Diabetics have to be very careful with the foods that they eat. Some of the fruits that provide a good amount of vitamins and minerals are also high in natural sugars, and those can affect a person’s blood sugar level just as much as artificial sweeteners. There are also some vitamins and minerals that diabetics need to get more of because they help the body process insulin better.

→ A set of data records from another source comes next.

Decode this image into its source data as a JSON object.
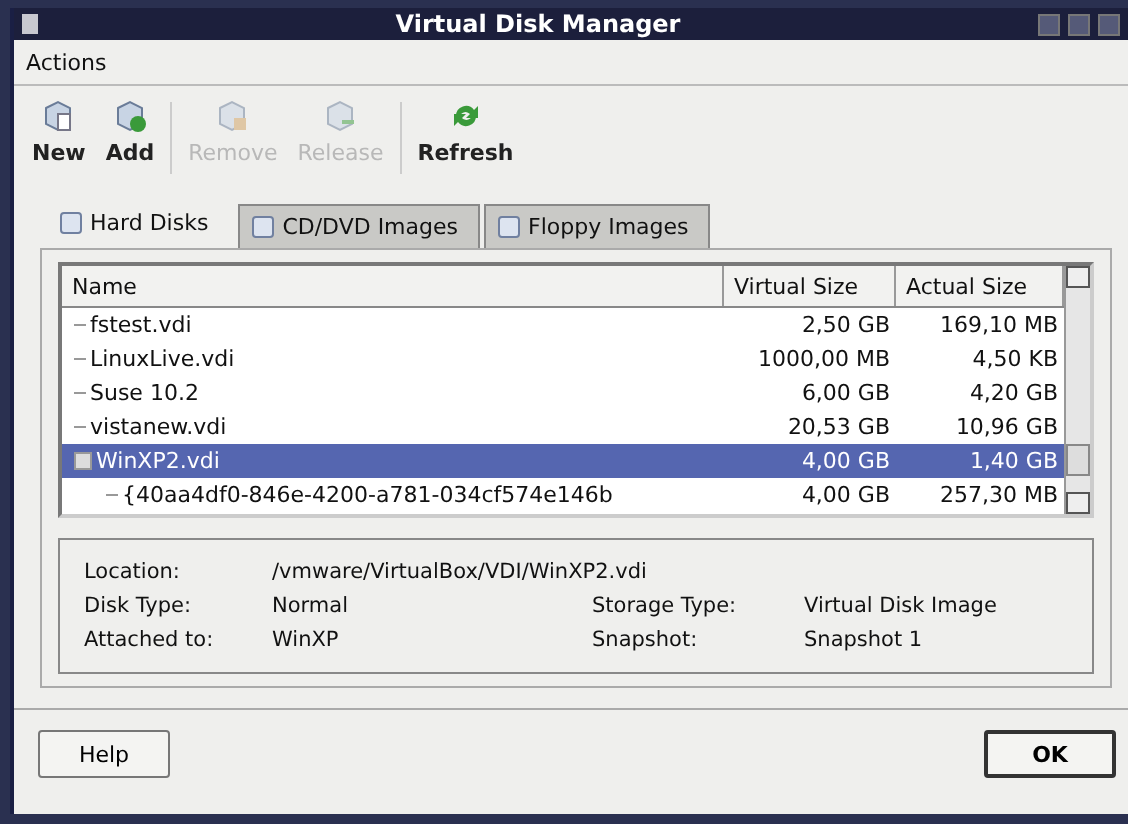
{
  "window": {
    "title": "Virtual Disk Manager"
  },
  "menu": [
    {
      "label": "Actions"
    }
  ],
  "toolbar": [
    {
      "label": "New",
      "disabled": false
    },
    {
      "label": "Add",
      "disabled": false
    },
    {
      "label": "Remove",
      "disabled": true
    },
    {
      "label": "Release",
      "disabled": true
    },
    {
      "label": "Refresh",
      "disabled": false
    }
  ],
  "tabs": [
    {
      "label": "Hard Disks",
      "selected": true
    },
    {
      "label": "CD/DVD Images",
      "selected": false
    },
    {
      "label": "Floppy Images",
      "selected": false
    }
  ],
  "table": {
    "columns": [
      "Name",
      "Virtual Size",
      "Actual Size"
    ],
    "rows": [
      {
        "name": "fstest.vdi",
        "virtual": "2,50 GB",
        "actual": "169,10 MB",
        "selected": false
      },
      {
        "name": "LinuxLive.vdi",
        "virtual": "1000,00 MB",
        "actual": "4,50 KB",
        "selected": false
      },
      {
        "name": "Suse 10.2",
        "virtual": "6,00 GB",
        "actual": "4,20 GB",
        "selected": false
      },
      {
        "name": "vistanew.vdi",
        "virtual": "20,53 GB",
        "actual": "10,96 GB",
        "selected": false
      },
      {
        "name": "WinXP2.vdi",
        "virtual": "4,00 GB",
        "actual": "1,40 GB",
        "selected": true,
        "expanded": true,
        "children": [
          {
            "name": "{40aa4df0-846e-4200-a781-034cf574e146b",
            "virtual": "4,00 GB",
            "actual": "257,30 MB",
            "selected": false
          }
        ]
      }
    ]
  },
  "details": [
    {
      "label": "Location:",
      "value": "/vmware/VirtualBox/VDI/WinXP2.vdi"
    },
    {
      "label": "Disk Type:",
      "value": "Normal",
      "label2": "Storage Type:",
      "value2": "Virtual Disk Image"
    },
    {
      "label": "Attached to:",
      "value": "WinXP",
      "label2": "Snapshot:",
      "value2": "Snapshot 1"
    }
  ],
  "buttons": [
    {
      "label": "Help",
      "default": false
    },
    {
      "label": "OK",
      "default": true
    }
  ]
}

If you have diabetes, you may have seen a lot of expensive supplements claiming that they have all of the vitamins and minerals you need to combat this disease, but do you really? If you read the labels, you’ll see that most of them contain the exact same things that you’d find in a regular multi-vitamin. Instead of buying expensive multi-vitamins, you may also want to take some supplements separately to make certain that you’re getting enough of them. Here are some of these vitamins and minerals.

Vitamin D

A lot of people, even those who aren’t diabetic, actually don’t get the recommended amount of Vitamin D because there’s not a lot of it in foods. The skin can make Vitamin D from sunlight, but again, many people aren’t outdoors enough to absorb enough of the sun’s rays. Vitamin D has been shown to help control blood sugar levels, which is vital for a diabetic.

Vitamin C

If you’re not taking a multivitamin, be sure to take some vitamin C. That’s because this vitamin is found in a lot of fruit, and many fruits are high in natural sugar. Even if you do eat some fruit daily, it’s always best to take a little extra so you don’t get sick. Also, many people get a lot of vitamin C from orange juice, but this juice tends to be very high in sugar.


While studies haven’t proven anything conclusive yet, it’s very likely that cinnamon helps some people control their blood sugars. Unsweetened cinnamon can be added to foods or even coffee to give them extra flavoring, plus cinnamon capsules can be taken, too. Many people like the taste.


Diabetics often don’t get enough magnesium, plus studies have shown that there could be a connection between magnesium deficiency and insulin insensitivity. A supplement can be very helpful, although it’s important to make sure you don’t take too much magnesium as it can lead to an upset stomach.


Taking a chromium supplement can help reduce high blood sugar levels. While chromium can be found in a number of fruits, meat, fish, and vegetables, it can also be taken as a supplement.


Clinical trials have also shown that ginseng may actually help reduce post-meal blood sugar spikes. Those with insomnia or nervousness, however, may want to avoid ginseng because it is often used in energy drinks.

You may also want to start taking a supplement that contains graviola. Research has shown that a graviola supplement may be able to provide you with a number of benefits.

You can buy the best organic graviola products here.

These statements have not been evaluated by the FDA. These products are not intended to treat, diagnose, or cure any diseases.